◆ **Task to carry out**
Copy all entries without alteration and skip the pictures they hold.

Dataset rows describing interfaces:
■ ■ ■ ■ ■

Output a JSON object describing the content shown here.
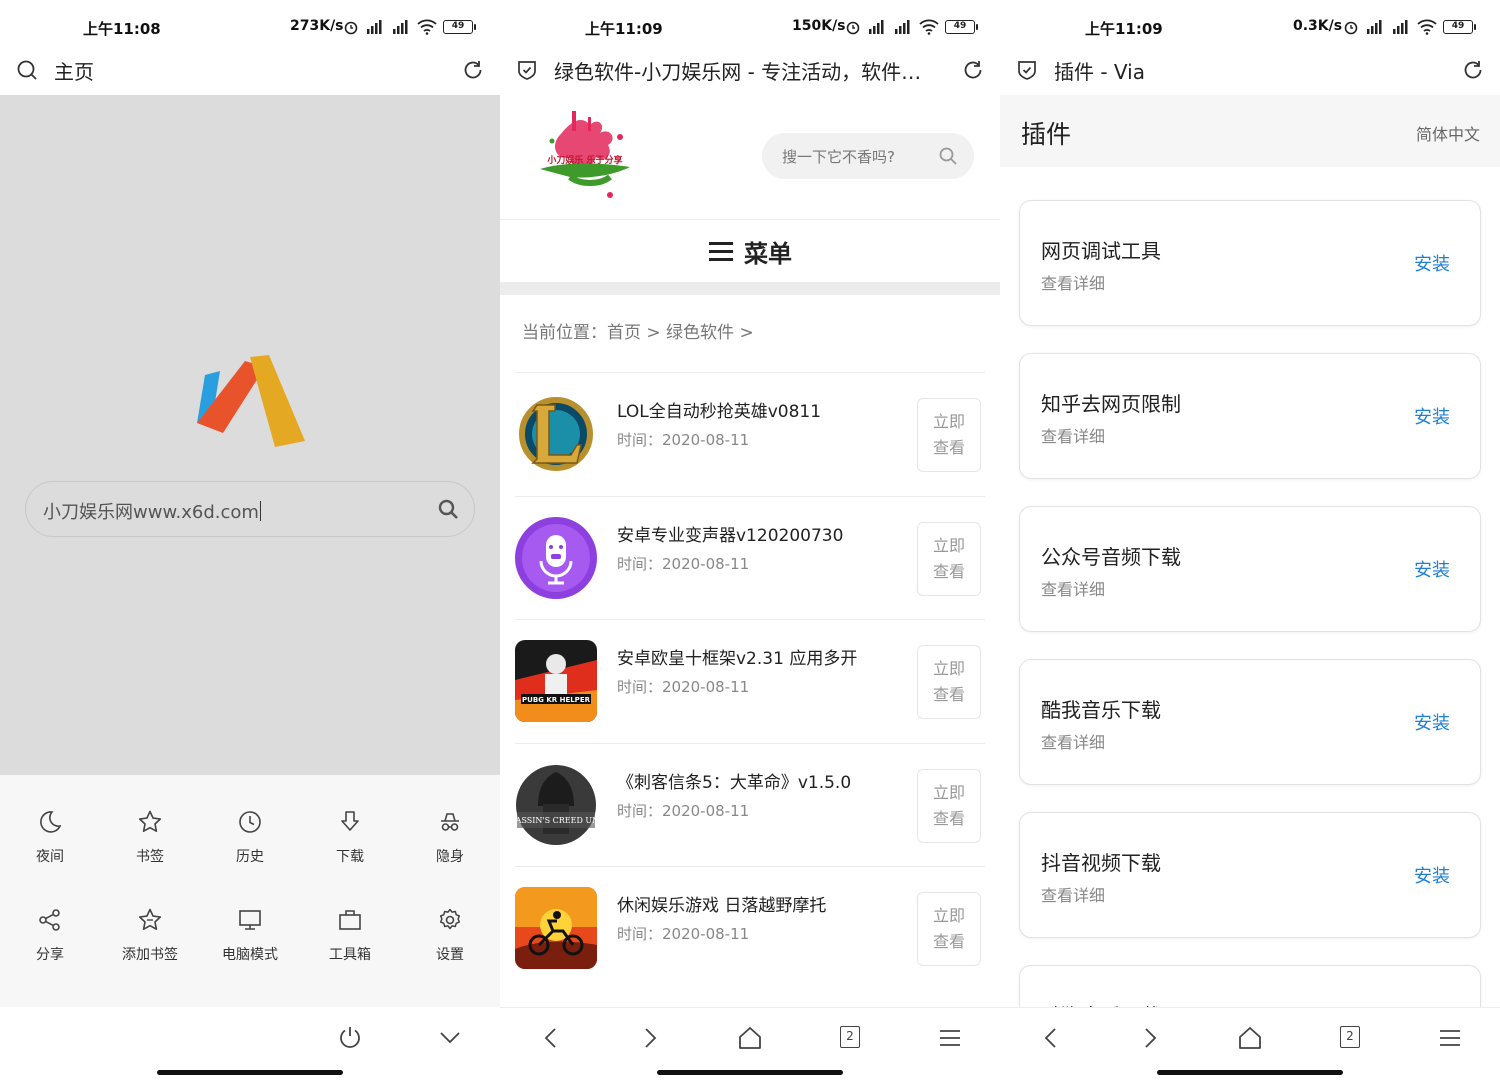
{
  "panel1": {
    "status": {
      "time": "上午11:08",
      "speed": "273K/s",
      "battery": "49"
    },
    "address_title": "主页",
    "search_value": "小刀娱乐网www.x6d.com",
    "menu_items": [
      {
        "label": "夜间",
        "icon": "moon-icon"
      },
      {
        "label": "书签",
        "icon": "star-icon"
      },
      {
        "label": "历史",
        "icon": "clock-icon"
      },
      {
        "label": "下载",
        "icon": "download-icon"
      },
      {
        "label": "隐身",
        "icon": "incognito-icon"
      },
      {
        "label": "分享",
        "icon": "share-icon"
      },
      {
        "label": "添加书签",
        "icon": "star-add-icon"
      },
      {
        "label": "电脑模式",
        "icon": "monitor-icon"
      },
      {
        "label": "工具箱",
        "icon": "toolbox-icon"
      },
      {
        "label": "设置",
        "icon": "gear-icon"
      }
    ]
  },
  "panel2": {
    "status": {
      "time": "上午11:09",
      "speed": "150K/s",
      "battery": "49"
    },
    "address_title": "绿色软件-小刀娱乐网 - 专注活动，软件…",
    "logo_text": "小刀娱乐 乐于分享",
    "search_placeholder": "搜一下它不香吗?",
    "menu_label": "菜单",
    "breadcrumb": "当前位置：首页 > 绿色软件 >",
    "items": [
      {
        "title": "LOL全自动秒抢英雄v0811",
        "date": "时间：2020-08-11",
        "button_line1": "立即",
        "button_line2": "查看"
      },
      {
        "title": "安卓专业变声器v120200730",
        "date": "时间：2020-08-11",
        "button_line1": "立即",
        "button_line2": "查看"
      },
      {
        "title": "安卓欧皇十框架v2.31 应用多开",
        "date": "时间：2020-08-11",
        "button_line1": "立即",
        "button_line2": "查看",
        "thumb_text": "PUBG KR HELPER"
      },
      {
        "title": "《刺客信条5：大革命》v1.5.0",
        "date": "时间：2020-08-11",
        "button_line1": "立即",
        "button_line2": "查看",
        "thumb_text": "ASSASSIN'S CREED UNITY"
      },
      {
        "title": "休闲娱乐游戏 日落越野摩托",
        "date": "时间：2020-08-11",
        "button_line1": "立即",
        "button_line2": "查看"
      }
    ],
    "tab_count": "2"
  },
  "panel3": {
    "status": {
      "time": "上午11:09",
      "speed": "0.3K/s",
      "battery": "49"
    },
    "address_title": "插件 - Via",
    "header_title": "插件",
    "language": "简体中文",
    "plugins": [
      {
        "name": "网页调试工具",
        "detail": "查看详细",
        "action": "安装"
      },
      {
        "name": "知乎去网页限制",
        "detail": "查看详细",
        "action": "安装"
      },
      {
        "name": "公众号音频下载",
        "detail": "查看详细",
        "action": "安装"
      },
      {
        "name": "酷我音乐下载",
        "detail": "查看详细",
        "action": "安装"
      },
      {
        "name": "抖音视频下载",
        "detail": "查看详细",
        "action": "安装"
      },
      {
        "name": "酷狗音乐下载",
        "detail": "",
        "action": ""
      }
    ],
    "tab_count": "2"
  },
  "colors": {
    "accent_blue": "#1f7fd6",
    "home_bg": "#dcdcdc"
  }
}
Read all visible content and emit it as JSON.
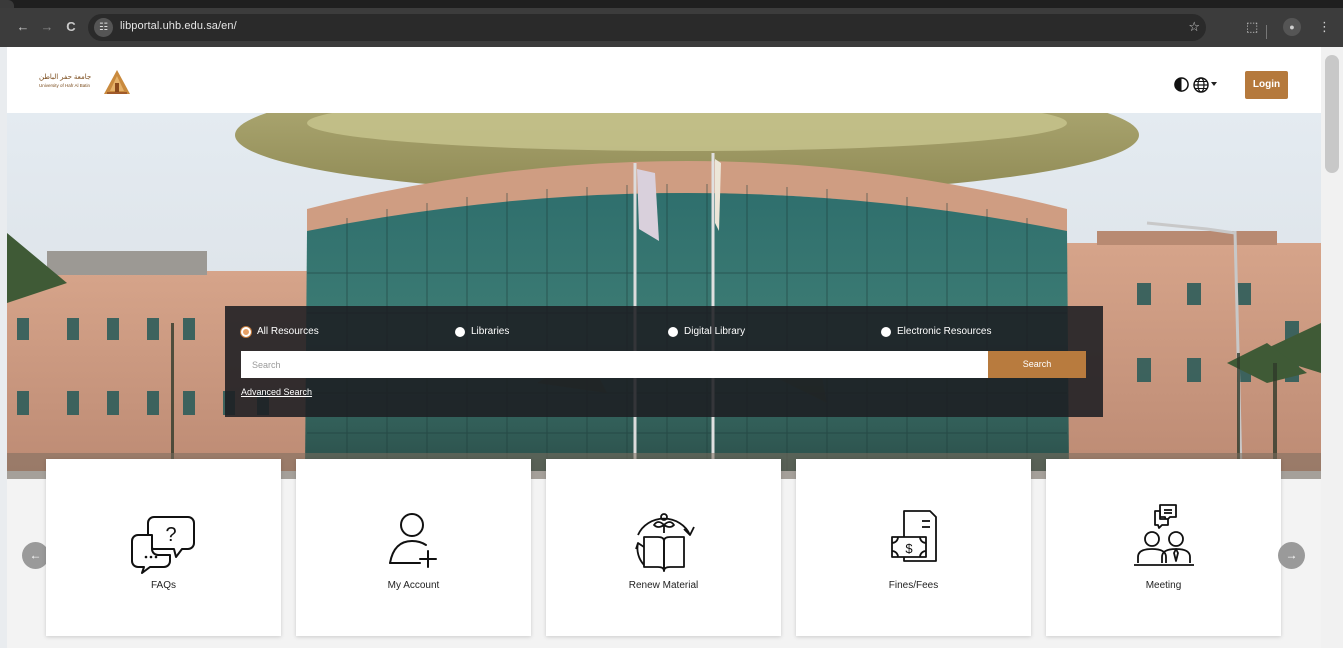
{
  "browser": {
    "url": "libportal.uhb.edu.sa/en/",
    "nav_back": "←",
    "nav_forward": "→",
    "nav_reload": "C",
    "site_info_glyph": "☷",
    "star_glyph": "☆",
    "extensions_glyph": "⬚",
    "profile_glyph": "●",
    "menu_glyph": "⋮"
  },
  "header": {
    "logo_ar": "جامعة حفر الباطن",
    "logo_en": "University of Hafr Al Batin",
    "login_label": "Login"
  },
  "search": {
    "radios": [
      {
        "label": "All Resources",
        "checked": true
      },
      {
        "label": "Libraries",
        "checked": false
      },
      {
        "label": "Digital Library",
        "checked": false
      },
      {
        "label": "Electronic Resources",
        "checked": false
      }
    ],
    "placeholder": "Search",
    "button_label": "Search",
    "advanced_label": "Advanced Search"
  },
  "cards": [
    {
      "label": "FAQs",
      "icon": "faq-chat-icon"
    },
    {
      "label": "My Account",
      "icon": "add-user-icon"
    },
    {
      "label": "Renew Material",
      "icon": "renew-book-icon"
    },
    {
      "label": "Fines/Fees",
      "icon": "fines-invoice-icon"
    },
    {
      "label": "Meeting",
      "icon": "meeting-icon"
    }
  ],
  "carousel": {
    "prev_glyph": "←",
    "next_glyph": "→"
  },
  "colors": {
    "accent": "#b5793c",
    "panel": "#1c1e22",
    "radio_checked": "#e6a066"
  }
}
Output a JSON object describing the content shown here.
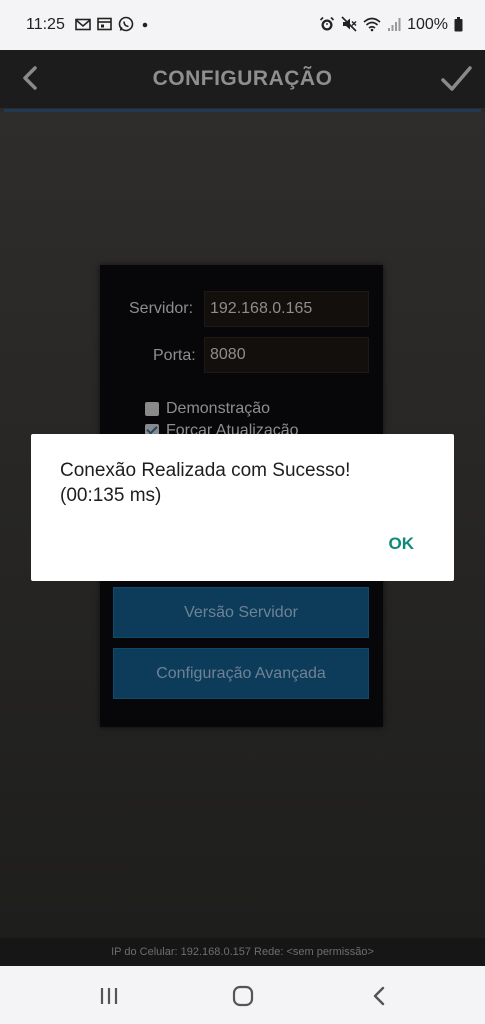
{
  "status_bar": {
    "time": "11:25",
    "left_icons": [
      "gmail-icon",
      "calendar-icon",
      "whatsapp-icon",
      "dot-icon"
    ],
    "right_icons": [
      "alarm-icon",
      "mute-icon",
      "wifi-icon",
      "signal-icon",
      "battery-icon"
    ],
    "battery": "100%"
  },
  "header": {
    "title": "CONFIGURAÇÃO",
    "back_icon": "chevron-left-icon",
    "confirm_icon": "check-icon"
  },
  "form": {
    "server_label": "Servidor:",
    "server_value": "192.168.0.165",
    "port_label": "Porta:",
    "port_value": "8080",
    "demo_label": "Demonstração",
    "demo_checked": false,
    "force_update_label": "Forçar Atualização",
    "force_update_checked": true,
    "server_version_button": "Versão Servidor",
    "advanced_config_button": "Configuração Avançada"
  },
  "footer": {
    "ip_info": "IP do Celular: 192.168.0.157  Rede: <sem permissão>"
  },
  "dialog": {
    "message_line1": "Conexão Realizada com Sucesso!",
    "message_line2": "(00:135 ms)",
    "ok_label": "OK"
  },
  "navbar": {
    "recents_icon": "recents-icon",
    "home_icon": "home-icon",
    "back_icon": "back-icon"
  }
}
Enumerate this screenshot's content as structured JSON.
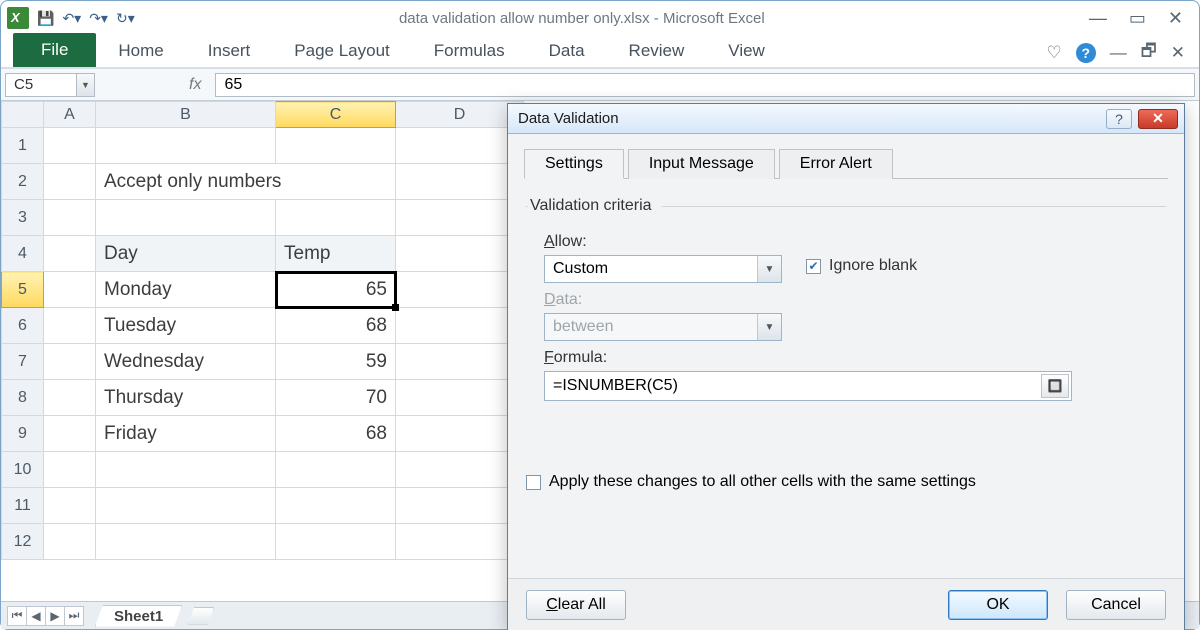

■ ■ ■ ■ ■

◆ **Response to the exercise**
Output a JSON object describing the content shown here.
{
  "panel1": {
    "status": {
      "time": "上午11:08",
      "speed": "273K/s",
      "battery": "49"
    },
    "address_title": "主页",
    "search_value": "小刀娱乐网www.x6d.com",
    "menu_items": [
      {
        "label": "夜间",
        "icon": "moon-icon"
      },
      {
        "label": "书签",
        "icon": "star-icon"
      },
      {
        "label": "历史",
        "icon": "clock-icon"
      },
      {
        "label": "下载",
        "icon": "download-icon"
      },
      {
        "label": "隐身",
        "icon": "incognito-icon"
      },
      {
        "label": "分享",
        "icon": "share-icon"
      },
      {
        "label": "添加书签",
        "icon": "star-add-icon"
      },
      {
        "label": "电脑模式",
        "icon": "monitor-icon"
      },
      {
        "label": "工具箱",
        "icon": "toolbox-icon"
      },
      {
        "label": "设置",
        "icon": "gear-icon"
      }
    ]
  },
  "panel2": {
    "status": {
      "time": "上午11:09",
      "speed": "150K/s",
      "battery": "49"
    },
    "address_title": "绿色软件-小刀娱乐网 - 专注活动，软件…",
    "logo_text": "小刀娱乐 乐于分享",
    "search_placeholder": "搜一下它不香吗?",
    "menu_label": "菜单",
    "breadcrumb": "当前位置：首页 > 绿色软件 >",
    "items": [
      {
        "title": "LOL全自动秒抢英雄v0811",
        "date": "时间：2020-08-11",
        "button_line1": "立即",
        "button_line2": "查看"
      },
      {
        "title": "安卓专业变声器v120200730",
        "date": "时间：2020-08-11",
        "button_line1": "立即",
        "button_line2": "查看"
      },
      {
        "title": "安卓欧皇十框架v2.31 应用多开",
        "date": "时间：2020-08-11",
        "button_line1": "立即",
        "button_line2": "查看",
        "thumb_text": "PUBG KR HELPER"
      },
      {
        "title": "《刺客信条5：大革命》v1.5.0",
        "date": "时间：2020-08-11",
        "button_line1": "立即",
        "button_line2": "查看",
        "thumb_text": "ASSASSIN'S CREED UNITY"
      },
      {
        "title": "休闲娱乐游戏 日落越野摩托",
        "date": "时间：2020-08-11",
        "button_line1": "立即",
        "button_line2": "查看"
      }
    ],
    "tab_count": "2"
  },
  "panel3": {
    "status": {
      "time": "上午11:09",
      "speed": "0.3K/s",
      "battery": "49"
    },
    "address_title": "插件 - Via",
    "header_title": "插件",
    "language": "简体中文",
    "plugins": [
      {
        "name": "网页调试工具",
        "detail": "查看详细",
        "action": "安装"
      },
      {
        "name": "知乎去网页限制",
        "detail": "查看详细",
        "action": "安装"
      },
      {
        "name": "公众号音频下载",
        "detail": "查看详细",
        "action": "安装"
      },
      {
        "name": "酷我音乐下载",
        "detail": "查看详细",
        "action": "安装"
      },
      {
        "name": "抖音视频下载",
        "detail": "查看详细",
        "action": "安装"
      },
      {
        "name": "酷狗音乐下载",
        "detail": "",
        "action": ""
      }
    ],
    "tab_count": "2"
  },
  "colors": {
    "accent_blue": "#1f7fd6",
    "home_bg": "#dcdcdc"
  }
}
Read all visible content and emit it as JSON.
{
  "browser": {
    "url": "libportal.uhb.edu.sa/en/",
    "nav_back": "←",
    "nav_forward": "→",
    "nav_reload": "C",
    "site_info_glyph": "☷",
    "star_glyph": "☆",
    "extensions_glyph": "⬚",
    "profile_glyph": "●",
    "menu_glyph": "⋮"
  },
  "header": {
    "logo_ar": "جامعة حفر الباطن",
    "logo_en": "University of Hafr Al Batin",
    "login_label": "Login"
  },
  "search": {
    "radios": [
      {
        "label": "All Resources",
        "checked": true
      },
      {
        "label": "Libraries",
        "checked": false
      },
      {
        "label": "Digital Library",
        "checked": false
      },
      {
        "label": "Electronic Resources",
        "checked": false
      }
    ],
    "placeholder": "Search",
    "button_label": "Search",
    "advanced_label": "Advanced Search"
  },
  "cards": [
    {
      "label": "FAQs",
      "icon": "faq-chat-icon"
    },
    {
      "label": "My Account",
      "icon": "add-user-icon"
    },
    {
      "label": "Renew Material",
      "icon": "renew-book-icon"
    },
    {
      "label": "Fines/Fees",
      "icon": "fines-invoice-icon"
    },
    {
      "label": "Meeting",
      "icon": "meeting-icon"
    }
  ],
  "carousel": {
    "prev_glyph": "←",
    "next_glyph": "→"
  },
  "colors": {
    "accent": "#b5793c",
    "panel": "#1c1e22",
    "radio_checked": "#e6a066"
  }
}
Output a JSON object describing the content shown here.
{
  "status_bar": {
    "time": "11:25",
    "left_icons": [
      "gmail-icon",
      "calendar-icon",
      "whatsapp-icon",
      "dot-icon"
    ],
    "right_icons": [
      "alarm-icon",
      "mute-icon",
      "wifi-icon",
      "signal-icon",
      "battery-icon"
    ],
    "battery": "100%"
  },
  "header": {
    "title": "CONFIGURAÇÃO",
    "back_icon": "chevron-left-icon",
    "confirm_icon": "check-icon"
  },
  "form": {
    "server_label": "Servidor:",
    "server_value": "192.168.0.165",
    "port_label": "Porta:",
    "port_value": "8080",
    "demo_label": "Demonstração",
    "demo_checked": false,
    "force_update_label": "Forçar Atualização",
    "force_update_checked": true,
    "server_version_button": "Versão Servidor",
    "advanced_config_button": "Configuração Avançada"
  },
  "footer": {
    "ip_info": "IP do Celular: 192.168.0.157  Rede: <sem permissão>"
  },
  "dialog": {
    "message_line1": "Conexão Realizada com Sucesso!",
    "message_line2": "(00:135 ms)",
    "ok_label": "OK"
  },
  "navbar": {
    "recents_icon": "recents-icon",
    "home_icon": "home-icon",
    "back_icon": "back-icon"
  }
}
Enumerate this screenshot's content as structured JSON.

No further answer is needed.